Every Monday through Friday, we deliver a different song as part of our Song of the Day podcast subscription. This podcast features exclusive KEXP in-studio performances, unreleased songs, and recordings from independent artists that our DJ’s think you should hear. Today’s song, featured on the Morning Show with John Richards, is “Laying Down Rock” by Drinks from the 2015 album Hermits On Holiday on Birth Records.
There’s a highly discernible trajectory between the first four albums by Baltimore dream pop act Beach House, from the bedroom whispers of their debut to the mountaintops of Bloom, the duo have, with each subsequent effort, come a bit more out of their shell, turning up the volume, fleshing out textures, and adding more reverb increasingly massive drums and Alex Scally’s harrowing guitars all leading up to the climactic Bloom finale “Irene”, in which vocalist and organist Victoria Legrand remarks over and over again that “it’s a strange paradise”. Truly, every Beach House offering – each indubitably perfect in its own way – is a completely representative snapshot of where they find themselves at that time.

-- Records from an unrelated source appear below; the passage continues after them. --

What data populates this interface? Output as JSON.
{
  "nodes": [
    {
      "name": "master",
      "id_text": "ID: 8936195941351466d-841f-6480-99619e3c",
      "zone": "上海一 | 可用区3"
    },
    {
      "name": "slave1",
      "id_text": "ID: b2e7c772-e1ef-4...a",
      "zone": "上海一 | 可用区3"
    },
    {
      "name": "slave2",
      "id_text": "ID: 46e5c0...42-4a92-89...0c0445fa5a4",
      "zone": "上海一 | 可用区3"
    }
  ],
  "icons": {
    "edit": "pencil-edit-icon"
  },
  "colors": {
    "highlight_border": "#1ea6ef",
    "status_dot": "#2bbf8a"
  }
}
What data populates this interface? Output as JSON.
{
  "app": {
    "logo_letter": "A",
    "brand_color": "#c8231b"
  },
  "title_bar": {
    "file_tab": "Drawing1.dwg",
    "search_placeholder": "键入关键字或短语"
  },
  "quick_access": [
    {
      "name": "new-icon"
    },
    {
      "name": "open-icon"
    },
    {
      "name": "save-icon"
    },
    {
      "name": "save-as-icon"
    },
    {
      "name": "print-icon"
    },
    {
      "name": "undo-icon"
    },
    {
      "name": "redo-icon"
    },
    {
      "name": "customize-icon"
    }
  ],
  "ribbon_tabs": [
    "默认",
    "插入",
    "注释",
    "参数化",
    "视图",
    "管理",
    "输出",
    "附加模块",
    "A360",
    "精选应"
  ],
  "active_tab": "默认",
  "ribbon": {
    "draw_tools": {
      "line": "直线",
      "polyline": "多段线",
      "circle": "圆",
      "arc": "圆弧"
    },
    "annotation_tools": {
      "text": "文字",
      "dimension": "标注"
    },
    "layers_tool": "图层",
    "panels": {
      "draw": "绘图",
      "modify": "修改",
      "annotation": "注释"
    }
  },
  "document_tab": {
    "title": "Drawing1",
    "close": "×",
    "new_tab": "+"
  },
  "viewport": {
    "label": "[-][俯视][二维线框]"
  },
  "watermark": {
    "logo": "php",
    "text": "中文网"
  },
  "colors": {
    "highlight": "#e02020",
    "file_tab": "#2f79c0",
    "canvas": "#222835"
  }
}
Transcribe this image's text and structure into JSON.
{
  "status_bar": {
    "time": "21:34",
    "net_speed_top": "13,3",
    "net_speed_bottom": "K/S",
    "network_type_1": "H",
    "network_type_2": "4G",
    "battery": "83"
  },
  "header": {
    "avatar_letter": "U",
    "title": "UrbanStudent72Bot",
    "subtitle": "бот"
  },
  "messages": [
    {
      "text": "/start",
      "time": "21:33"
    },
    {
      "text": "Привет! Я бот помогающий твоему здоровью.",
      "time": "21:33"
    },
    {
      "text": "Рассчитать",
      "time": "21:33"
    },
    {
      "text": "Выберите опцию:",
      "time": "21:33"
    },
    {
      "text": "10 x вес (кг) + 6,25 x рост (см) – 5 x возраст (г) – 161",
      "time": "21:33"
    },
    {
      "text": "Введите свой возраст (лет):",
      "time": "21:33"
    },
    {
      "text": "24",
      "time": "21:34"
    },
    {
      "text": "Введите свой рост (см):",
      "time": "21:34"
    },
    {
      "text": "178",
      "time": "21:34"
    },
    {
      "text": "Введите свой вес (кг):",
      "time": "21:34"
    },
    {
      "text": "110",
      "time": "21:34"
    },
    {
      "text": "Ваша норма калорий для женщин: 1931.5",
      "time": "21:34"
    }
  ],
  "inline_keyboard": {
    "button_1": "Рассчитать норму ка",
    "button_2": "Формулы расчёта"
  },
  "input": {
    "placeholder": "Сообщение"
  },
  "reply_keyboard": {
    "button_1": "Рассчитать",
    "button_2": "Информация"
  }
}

If that trajectory was to be followed for a new record, Beach House would find themselves amongst the satellites, playing spacey pop for the gods in a hazy blur of golden light. Furthermore, this celestial place would be the prime spot for Beach House to place themselves in 2015, in a landscape with impressively little room for quieter statements like Devotion and Teen Dream. But alas, Alex and Victoria do not find themselves in the stars. Instead, they give us Depression Cherry, a record with only a shade to its name that backs off on the volume knobs and chooses to make a carefully placed footprint barely audible in the crowded pop context surrounding them. The drums have been brought back to the stuttering organ accompaniment of the days of old. The organs outnumber the guitars much of the time. It is a collection of lullabies for the melancholy. And yet, in no way does Depression Cherry feel like a backpedal. Beach House paint a bigger picture in the margins, and remind us to feel before we jump to call the moments of our lives experience. Following up Teen Dream Cream and Blooming Black, Depression Cherry hands us the next in Beach House’s paradoxical box of Crayola colors, giving us a time to be small in a world obsessed with feeling larger than life. Read More »
We’ve got more new music to share from the highly-anticipated new album from Telekinesis (aka Seattle’s own Michael Benjamin Lerner): stream the track “Sleep In” below, a fantastic synth-pop ode to everyone’s favorite activity. The song will appear on his fourth album, Ad Infinitum, out September 18th on Merge Records, which was recorded in the basement of his West Seattle home. Hear the songs live at Neumos on Saturday, November 7th. [Under the Radar]